[Data items]

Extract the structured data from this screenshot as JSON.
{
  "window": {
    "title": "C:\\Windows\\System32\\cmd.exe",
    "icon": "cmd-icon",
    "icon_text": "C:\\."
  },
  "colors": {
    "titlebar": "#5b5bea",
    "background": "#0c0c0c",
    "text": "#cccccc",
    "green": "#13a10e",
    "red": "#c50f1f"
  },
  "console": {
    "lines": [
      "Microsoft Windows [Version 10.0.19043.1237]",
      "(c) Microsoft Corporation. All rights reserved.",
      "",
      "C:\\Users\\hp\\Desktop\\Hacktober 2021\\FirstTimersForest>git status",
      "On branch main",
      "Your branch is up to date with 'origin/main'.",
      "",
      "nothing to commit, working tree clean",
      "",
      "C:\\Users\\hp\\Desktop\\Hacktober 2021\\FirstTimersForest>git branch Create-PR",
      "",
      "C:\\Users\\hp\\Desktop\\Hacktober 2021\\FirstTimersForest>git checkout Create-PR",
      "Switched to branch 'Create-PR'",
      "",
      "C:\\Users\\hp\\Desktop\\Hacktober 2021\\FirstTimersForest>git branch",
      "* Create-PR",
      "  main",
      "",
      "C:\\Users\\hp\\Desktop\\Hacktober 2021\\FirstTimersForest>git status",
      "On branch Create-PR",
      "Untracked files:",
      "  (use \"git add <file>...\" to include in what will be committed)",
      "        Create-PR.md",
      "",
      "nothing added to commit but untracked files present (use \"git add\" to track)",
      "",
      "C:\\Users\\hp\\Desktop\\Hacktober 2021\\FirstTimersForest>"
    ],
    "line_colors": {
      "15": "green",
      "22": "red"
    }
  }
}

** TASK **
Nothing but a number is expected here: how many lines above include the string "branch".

** YOUR RESPONSE **
6